According to PETA, removing animal-themed amusement rides would strike a significant blow against industries that exploit live animals for entertainment, such as camel rides and dolphin shows. These animals, PETA asserts, often endure mistreatment and suffer in deplorable conditions.

If PETA has its way, scenes like these will become relics of the past.

“Animal-themed carousels unintentionally endorse the exploitation of sentient beings,” the organization states in a letter to Chance Rides. “Animals used for rides and other forms of entertainment—including camels, horses, elephants, and dolphins—are kept in servitude, deprived of freedom, and subjected to abuse.”

Ingrid Newkirk, President of PETA, stressed the importance of reimagining carousel designs to reflect a more compassionate stance toward animals. She suggested alternative designs such as cars, rockets, or whimsical objects like shooting stars and rainbows.

“All animals are sentient beings capable of thought, feeling, affection, playfulness, and social bonds,” Newkirk emphasized. “They deserve freedom from exploitation.”

Highlighting past advocacy successes, Newkirk referenced Nabisco’s decision to alter the design of its Barnum’s Animal Crackers boxes in 2018 and Trader Joe’s removal of depictions of animals performing tricks from its products.

Chance Rides, based in Wichita, specializes in carousels featuring predominantly “fantasy horses.” Newkirk stressed the importance of instilling empathy and respect for all living beings, particularly in children.

“Children learn through play, and teaching them to have respect and compassion for all living beings can contribute to a more just and compassionate world,” Newkirk stated in a press release. “PETA urges Chance Rides and all carousel manufacturers to abandon outdated animal-themed rides and embrace designs that stimulate children’s imaginations and showcase human creativity.”

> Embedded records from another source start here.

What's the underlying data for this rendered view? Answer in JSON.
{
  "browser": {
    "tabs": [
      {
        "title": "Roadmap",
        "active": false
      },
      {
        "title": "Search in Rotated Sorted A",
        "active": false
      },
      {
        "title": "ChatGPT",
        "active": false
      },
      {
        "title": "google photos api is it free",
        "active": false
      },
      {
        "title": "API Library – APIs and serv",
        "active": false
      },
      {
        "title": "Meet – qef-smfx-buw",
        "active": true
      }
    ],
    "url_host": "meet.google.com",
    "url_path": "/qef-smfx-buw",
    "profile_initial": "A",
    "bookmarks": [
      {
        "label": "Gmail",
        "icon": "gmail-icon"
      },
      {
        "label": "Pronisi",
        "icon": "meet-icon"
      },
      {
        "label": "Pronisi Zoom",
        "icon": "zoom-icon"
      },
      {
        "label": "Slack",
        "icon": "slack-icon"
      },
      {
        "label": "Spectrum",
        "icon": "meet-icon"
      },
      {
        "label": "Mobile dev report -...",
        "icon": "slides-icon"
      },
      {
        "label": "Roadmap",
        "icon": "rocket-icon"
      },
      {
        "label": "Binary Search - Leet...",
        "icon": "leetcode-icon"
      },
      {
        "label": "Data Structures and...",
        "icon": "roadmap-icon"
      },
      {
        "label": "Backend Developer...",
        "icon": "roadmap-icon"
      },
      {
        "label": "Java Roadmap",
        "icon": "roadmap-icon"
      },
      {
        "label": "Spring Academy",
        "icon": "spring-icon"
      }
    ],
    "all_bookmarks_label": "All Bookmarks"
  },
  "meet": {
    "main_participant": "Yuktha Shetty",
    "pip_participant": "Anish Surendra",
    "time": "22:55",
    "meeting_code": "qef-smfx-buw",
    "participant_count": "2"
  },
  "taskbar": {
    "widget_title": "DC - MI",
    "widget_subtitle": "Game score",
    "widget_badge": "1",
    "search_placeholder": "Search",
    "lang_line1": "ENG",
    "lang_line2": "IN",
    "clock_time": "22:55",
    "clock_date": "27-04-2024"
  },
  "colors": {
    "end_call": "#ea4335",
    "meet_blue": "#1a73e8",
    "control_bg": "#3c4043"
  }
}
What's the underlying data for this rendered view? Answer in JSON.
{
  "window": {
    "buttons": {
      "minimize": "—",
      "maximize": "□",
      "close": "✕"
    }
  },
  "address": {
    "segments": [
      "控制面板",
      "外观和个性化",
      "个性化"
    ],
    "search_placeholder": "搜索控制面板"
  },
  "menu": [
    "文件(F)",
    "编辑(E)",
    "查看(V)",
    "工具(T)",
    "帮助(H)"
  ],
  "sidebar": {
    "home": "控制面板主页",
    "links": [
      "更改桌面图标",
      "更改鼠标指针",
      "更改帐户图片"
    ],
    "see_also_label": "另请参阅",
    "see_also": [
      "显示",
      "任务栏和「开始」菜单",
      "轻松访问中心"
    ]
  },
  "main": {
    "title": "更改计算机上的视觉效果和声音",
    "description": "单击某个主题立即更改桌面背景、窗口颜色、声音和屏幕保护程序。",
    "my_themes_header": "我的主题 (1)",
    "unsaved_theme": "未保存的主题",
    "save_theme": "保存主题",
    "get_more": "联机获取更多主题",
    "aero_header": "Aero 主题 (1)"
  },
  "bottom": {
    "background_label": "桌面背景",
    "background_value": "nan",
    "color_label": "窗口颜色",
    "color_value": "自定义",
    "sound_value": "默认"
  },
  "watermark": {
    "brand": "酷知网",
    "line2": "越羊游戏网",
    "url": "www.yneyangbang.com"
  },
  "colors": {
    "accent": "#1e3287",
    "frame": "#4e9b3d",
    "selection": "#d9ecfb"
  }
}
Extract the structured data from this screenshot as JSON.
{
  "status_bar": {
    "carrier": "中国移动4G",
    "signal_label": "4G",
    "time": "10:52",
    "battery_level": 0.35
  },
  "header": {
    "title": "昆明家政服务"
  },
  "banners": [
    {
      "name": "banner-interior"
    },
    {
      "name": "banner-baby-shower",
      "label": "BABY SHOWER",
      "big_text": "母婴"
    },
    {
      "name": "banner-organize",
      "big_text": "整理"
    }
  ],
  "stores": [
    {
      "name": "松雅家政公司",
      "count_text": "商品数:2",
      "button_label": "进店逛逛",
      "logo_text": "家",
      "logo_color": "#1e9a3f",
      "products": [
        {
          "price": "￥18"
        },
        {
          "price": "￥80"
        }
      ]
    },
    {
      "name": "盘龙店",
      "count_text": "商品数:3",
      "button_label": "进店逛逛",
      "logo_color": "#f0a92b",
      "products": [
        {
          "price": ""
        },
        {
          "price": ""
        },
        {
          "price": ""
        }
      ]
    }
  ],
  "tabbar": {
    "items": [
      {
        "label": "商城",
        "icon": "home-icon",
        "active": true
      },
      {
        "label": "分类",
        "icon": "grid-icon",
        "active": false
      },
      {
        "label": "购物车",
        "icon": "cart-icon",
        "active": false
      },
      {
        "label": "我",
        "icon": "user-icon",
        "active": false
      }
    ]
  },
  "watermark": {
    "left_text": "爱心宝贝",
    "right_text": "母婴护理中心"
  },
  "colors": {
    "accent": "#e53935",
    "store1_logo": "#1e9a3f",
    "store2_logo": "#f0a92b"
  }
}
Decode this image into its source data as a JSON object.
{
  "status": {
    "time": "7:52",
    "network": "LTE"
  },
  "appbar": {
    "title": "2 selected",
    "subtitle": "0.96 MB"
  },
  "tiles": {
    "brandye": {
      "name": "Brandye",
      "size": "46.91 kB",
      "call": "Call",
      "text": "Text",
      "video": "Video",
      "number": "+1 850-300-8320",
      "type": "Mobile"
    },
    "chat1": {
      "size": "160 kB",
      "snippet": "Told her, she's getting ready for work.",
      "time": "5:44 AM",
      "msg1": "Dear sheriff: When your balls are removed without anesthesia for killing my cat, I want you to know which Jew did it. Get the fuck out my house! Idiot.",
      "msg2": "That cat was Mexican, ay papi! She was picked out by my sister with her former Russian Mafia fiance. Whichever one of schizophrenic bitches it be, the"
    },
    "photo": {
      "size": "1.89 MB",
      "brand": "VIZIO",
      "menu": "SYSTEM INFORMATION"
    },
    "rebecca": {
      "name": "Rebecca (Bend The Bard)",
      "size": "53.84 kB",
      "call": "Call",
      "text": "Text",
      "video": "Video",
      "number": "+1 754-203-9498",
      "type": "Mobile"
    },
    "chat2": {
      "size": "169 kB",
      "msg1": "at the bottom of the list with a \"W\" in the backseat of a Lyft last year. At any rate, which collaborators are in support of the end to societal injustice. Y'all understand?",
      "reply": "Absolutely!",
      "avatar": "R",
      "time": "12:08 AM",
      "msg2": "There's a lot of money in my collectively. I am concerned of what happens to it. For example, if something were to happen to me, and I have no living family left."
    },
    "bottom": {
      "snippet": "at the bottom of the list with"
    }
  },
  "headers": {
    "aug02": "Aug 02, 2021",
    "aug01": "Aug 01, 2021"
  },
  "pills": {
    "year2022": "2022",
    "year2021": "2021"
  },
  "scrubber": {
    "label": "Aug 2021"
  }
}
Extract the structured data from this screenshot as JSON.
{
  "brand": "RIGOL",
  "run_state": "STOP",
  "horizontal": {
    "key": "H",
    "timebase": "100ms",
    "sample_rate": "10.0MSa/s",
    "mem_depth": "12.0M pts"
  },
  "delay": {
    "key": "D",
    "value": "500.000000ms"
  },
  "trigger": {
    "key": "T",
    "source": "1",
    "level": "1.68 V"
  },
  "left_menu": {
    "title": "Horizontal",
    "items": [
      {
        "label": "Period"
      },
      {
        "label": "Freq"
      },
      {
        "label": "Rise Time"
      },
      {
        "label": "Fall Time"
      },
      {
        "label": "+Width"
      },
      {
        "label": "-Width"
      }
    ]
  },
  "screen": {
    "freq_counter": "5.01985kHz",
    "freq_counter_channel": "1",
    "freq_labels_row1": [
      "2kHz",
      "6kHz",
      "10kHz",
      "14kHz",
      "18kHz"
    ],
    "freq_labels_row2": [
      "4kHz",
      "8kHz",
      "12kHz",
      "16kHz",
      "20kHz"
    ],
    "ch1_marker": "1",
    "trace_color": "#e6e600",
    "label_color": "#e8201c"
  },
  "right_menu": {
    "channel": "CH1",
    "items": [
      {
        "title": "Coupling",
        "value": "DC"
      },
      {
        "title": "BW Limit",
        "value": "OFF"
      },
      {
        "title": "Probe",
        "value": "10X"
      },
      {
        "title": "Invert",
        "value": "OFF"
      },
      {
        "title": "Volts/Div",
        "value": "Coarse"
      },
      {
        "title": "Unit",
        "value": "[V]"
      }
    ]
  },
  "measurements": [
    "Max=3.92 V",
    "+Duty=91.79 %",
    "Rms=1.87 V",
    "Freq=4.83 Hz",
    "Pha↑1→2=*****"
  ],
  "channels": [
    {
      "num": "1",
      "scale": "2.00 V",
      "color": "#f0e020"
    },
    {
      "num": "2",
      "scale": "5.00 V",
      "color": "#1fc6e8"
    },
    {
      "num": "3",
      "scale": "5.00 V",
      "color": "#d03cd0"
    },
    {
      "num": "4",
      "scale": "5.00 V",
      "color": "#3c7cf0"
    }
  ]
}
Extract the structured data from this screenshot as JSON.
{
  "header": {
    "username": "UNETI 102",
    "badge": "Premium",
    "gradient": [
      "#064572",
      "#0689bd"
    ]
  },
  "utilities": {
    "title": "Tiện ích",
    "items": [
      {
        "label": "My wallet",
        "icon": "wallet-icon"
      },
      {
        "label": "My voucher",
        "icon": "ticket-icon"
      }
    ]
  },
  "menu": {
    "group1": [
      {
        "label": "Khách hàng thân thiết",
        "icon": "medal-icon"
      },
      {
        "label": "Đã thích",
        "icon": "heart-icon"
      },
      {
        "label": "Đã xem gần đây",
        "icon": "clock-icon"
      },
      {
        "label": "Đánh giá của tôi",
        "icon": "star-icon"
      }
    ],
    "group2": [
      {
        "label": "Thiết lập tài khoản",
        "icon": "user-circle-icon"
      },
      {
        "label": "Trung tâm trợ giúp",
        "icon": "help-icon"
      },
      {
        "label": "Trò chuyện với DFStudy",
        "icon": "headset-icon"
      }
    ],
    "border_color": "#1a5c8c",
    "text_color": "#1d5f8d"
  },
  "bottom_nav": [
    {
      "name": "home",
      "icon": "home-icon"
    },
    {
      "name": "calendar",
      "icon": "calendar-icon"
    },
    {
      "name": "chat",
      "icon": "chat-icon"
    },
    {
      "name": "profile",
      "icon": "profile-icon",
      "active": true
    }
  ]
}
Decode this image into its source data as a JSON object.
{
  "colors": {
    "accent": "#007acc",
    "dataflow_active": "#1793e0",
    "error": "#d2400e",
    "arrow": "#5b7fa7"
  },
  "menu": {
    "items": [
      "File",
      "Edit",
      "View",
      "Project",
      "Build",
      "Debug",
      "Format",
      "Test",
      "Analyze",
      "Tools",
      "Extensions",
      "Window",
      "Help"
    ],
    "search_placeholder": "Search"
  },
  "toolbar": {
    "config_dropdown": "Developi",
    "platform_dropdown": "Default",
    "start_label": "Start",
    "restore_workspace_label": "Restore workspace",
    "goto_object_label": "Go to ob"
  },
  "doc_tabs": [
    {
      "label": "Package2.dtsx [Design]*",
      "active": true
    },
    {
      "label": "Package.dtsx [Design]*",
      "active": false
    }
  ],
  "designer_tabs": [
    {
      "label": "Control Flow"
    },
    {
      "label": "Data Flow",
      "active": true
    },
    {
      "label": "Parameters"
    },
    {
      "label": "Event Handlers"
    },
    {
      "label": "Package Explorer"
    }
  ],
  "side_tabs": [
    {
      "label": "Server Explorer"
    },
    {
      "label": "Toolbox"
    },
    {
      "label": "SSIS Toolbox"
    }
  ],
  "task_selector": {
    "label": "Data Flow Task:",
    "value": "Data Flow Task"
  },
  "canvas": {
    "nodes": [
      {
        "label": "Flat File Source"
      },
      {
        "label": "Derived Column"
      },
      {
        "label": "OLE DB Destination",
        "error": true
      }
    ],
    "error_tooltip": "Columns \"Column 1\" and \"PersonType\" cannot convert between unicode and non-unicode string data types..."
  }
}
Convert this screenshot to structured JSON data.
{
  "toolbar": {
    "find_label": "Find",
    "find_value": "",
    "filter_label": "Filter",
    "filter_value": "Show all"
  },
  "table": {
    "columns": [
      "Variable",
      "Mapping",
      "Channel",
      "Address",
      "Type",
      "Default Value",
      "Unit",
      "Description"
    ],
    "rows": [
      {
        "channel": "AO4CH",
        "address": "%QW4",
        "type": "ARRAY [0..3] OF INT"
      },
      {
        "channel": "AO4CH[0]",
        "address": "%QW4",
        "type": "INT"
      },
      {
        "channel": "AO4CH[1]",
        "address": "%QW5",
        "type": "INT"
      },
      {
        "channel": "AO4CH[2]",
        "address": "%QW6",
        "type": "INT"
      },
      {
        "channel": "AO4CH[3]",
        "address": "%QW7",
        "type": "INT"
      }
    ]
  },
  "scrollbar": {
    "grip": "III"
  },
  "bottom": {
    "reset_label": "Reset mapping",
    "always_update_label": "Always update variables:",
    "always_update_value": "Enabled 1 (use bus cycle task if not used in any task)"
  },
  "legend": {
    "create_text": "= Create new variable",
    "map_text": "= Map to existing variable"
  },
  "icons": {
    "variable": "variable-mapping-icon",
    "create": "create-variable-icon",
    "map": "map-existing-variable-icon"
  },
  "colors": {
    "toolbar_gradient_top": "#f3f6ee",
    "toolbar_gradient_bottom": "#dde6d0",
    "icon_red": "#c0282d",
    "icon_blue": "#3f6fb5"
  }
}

So, the question remains—should animals continue to adorn carousels?